▸ WORK INSTRUCTION
Read the lines below. Copy out any that hold the string "days".

▸ ENTRIES PROVIDED
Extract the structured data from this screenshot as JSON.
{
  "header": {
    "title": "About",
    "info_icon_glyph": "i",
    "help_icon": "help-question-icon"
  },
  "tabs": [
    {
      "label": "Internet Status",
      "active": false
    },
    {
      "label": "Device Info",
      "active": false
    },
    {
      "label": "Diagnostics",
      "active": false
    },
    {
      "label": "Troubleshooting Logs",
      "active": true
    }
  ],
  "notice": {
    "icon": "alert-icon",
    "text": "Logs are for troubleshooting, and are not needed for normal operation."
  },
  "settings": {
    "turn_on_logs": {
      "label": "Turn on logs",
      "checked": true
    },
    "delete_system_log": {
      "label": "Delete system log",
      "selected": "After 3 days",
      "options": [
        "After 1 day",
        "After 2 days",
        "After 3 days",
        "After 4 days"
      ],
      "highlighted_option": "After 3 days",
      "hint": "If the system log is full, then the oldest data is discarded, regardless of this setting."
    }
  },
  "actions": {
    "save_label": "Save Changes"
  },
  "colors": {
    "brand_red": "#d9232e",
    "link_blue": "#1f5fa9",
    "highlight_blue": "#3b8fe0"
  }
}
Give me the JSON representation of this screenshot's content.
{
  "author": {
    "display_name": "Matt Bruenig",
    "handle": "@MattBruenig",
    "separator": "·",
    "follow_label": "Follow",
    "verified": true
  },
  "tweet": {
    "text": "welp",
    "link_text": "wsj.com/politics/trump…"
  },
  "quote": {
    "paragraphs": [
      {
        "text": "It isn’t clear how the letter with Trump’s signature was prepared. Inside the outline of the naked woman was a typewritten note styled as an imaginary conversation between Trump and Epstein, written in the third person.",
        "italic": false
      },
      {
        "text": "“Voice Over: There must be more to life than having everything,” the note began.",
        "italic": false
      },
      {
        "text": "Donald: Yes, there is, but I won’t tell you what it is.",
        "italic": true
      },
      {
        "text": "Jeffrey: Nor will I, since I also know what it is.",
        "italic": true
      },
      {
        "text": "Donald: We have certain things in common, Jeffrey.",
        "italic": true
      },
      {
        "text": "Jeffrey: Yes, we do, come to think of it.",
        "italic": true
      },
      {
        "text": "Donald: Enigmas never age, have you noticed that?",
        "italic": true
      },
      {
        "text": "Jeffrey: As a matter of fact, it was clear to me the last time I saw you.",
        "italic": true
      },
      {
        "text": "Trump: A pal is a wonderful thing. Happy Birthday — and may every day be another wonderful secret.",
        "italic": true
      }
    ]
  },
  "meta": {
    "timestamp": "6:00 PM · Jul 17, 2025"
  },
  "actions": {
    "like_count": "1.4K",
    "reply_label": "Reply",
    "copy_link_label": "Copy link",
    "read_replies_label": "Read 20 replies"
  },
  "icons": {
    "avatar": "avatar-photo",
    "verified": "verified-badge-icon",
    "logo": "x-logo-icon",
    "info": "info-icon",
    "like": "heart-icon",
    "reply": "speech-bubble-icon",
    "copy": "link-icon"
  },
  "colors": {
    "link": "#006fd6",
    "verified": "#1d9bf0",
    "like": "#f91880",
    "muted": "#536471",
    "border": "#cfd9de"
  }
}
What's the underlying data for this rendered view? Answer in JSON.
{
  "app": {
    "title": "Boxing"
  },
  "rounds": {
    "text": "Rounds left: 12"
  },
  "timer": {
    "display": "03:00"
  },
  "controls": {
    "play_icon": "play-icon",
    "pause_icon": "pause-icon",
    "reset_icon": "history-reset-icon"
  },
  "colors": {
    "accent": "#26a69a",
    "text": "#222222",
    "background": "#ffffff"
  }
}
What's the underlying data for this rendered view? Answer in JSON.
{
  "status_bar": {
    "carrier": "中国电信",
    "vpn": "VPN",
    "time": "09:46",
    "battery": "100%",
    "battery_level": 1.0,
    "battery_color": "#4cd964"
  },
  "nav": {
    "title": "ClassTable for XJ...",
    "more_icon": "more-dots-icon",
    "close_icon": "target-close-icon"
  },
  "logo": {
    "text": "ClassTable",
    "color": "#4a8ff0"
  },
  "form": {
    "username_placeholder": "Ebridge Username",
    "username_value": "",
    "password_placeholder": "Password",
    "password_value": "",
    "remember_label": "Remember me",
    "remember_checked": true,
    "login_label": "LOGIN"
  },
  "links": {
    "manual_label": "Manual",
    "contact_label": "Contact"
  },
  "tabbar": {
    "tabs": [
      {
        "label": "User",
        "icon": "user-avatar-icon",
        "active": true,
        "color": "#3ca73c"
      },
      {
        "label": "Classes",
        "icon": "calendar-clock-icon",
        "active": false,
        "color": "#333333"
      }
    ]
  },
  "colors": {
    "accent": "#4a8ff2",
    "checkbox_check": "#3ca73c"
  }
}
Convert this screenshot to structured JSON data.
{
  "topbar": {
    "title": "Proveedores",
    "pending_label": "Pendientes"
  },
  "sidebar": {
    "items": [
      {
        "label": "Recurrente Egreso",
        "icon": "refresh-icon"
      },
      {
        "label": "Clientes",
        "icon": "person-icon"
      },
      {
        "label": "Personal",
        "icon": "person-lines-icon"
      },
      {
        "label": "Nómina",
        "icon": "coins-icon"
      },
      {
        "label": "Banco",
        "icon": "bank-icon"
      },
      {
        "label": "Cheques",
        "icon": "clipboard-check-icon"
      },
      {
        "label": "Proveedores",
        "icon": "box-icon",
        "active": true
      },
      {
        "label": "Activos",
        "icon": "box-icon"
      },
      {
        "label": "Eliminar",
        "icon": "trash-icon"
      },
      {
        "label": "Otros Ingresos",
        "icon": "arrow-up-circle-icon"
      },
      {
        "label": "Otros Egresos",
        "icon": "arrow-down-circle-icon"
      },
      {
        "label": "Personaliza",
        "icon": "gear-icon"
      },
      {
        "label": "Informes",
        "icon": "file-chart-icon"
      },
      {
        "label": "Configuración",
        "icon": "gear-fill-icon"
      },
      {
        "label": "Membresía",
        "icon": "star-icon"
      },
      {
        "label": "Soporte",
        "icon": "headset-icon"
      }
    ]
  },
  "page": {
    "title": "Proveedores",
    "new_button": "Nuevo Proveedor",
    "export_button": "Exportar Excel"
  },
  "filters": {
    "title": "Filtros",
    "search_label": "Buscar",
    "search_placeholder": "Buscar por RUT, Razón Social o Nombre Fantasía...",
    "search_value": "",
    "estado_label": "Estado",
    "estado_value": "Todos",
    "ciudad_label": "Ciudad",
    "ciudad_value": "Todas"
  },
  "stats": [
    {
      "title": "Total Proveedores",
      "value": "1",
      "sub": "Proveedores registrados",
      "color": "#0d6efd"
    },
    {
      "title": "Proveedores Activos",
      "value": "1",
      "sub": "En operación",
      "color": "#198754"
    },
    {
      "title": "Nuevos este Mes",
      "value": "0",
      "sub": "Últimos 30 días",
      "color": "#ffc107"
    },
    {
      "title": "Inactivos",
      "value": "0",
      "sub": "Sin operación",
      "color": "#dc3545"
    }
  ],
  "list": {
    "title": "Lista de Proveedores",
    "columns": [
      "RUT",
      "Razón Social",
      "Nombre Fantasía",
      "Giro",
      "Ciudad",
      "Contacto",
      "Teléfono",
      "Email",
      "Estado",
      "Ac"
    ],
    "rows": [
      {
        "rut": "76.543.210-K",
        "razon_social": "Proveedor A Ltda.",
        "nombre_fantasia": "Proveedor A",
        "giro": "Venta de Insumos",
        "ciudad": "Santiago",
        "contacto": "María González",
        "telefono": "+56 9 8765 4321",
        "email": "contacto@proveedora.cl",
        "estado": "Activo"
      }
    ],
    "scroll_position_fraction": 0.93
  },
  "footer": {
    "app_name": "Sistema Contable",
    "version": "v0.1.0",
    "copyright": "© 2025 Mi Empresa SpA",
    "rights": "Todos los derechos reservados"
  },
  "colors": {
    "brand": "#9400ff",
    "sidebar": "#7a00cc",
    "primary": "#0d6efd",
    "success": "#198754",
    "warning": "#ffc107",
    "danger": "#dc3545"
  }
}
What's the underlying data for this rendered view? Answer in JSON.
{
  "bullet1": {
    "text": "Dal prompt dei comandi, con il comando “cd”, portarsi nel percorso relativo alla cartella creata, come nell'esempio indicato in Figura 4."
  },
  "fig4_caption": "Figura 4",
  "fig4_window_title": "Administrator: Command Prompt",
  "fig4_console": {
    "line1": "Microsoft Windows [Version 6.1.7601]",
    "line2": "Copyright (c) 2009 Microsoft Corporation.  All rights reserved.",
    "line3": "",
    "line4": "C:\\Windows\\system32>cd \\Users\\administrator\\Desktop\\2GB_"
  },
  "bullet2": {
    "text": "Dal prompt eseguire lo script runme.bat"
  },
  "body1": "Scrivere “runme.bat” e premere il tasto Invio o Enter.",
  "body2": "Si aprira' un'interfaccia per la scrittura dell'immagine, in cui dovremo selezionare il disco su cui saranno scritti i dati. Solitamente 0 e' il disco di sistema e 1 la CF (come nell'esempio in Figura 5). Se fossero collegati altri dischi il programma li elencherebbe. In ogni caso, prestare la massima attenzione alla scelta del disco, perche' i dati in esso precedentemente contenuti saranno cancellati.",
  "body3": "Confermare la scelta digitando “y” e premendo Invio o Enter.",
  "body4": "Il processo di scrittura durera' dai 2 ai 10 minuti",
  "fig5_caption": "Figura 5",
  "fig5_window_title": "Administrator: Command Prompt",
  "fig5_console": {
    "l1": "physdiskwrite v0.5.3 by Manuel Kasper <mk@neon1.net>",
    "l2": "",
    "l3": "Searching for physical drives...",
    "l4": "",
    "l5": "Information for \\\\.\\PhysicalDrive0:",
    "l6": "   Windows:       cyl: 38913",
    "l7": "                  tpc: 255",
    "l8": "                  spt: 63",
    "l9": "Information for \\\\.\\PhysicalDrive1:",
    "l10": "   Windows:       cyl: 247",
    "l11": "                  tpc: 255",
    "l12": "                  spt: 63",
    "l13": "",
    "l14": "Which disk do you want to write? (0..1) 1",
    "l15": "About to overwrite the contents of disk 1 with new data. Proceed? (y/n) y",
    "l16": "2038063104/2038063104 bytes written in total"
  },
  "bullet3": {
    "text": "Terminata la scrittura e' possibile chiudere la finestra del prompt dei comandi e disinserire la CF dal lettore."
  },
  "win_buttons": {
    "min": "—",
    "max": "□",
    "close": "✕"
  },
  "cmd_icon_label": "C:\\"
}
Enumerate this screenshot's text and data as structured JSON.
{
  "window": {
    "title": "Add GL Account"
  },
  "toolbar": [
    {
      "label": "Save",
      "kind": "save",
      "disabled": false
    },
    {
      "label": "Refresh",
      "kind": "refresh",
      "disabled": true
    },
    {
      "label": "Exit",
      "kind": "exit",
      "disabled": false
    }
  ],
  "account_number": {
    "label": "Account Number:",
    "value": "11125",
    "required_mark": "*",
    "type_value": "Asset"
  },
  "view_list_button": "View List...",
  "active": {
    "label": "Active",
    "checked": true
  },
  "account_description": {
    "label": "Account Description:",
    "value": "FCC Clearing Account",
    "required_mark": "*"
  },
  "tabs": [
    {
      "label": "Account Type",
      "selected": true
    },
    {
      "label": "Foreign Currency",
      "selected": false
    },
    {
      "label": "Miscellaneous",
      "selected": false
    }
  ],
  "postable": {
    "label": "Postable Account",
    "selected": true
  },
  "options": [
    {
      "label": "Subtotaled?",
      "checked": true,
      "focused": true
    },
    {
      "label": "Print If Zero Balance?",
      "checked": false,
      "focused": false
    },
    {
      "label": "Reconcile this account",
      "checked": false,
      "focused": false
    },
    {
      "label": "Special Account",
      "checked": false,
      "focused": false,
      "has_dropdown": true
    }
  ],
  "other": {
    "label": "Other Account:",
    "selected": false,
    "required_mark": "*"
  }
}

▸ EXERCISE SOLUTION
      "selected": "After 3 days",
        "After 2 days",
        "After 3 days",
        "After 4 days"
      "highlighted_option": "After 3 days",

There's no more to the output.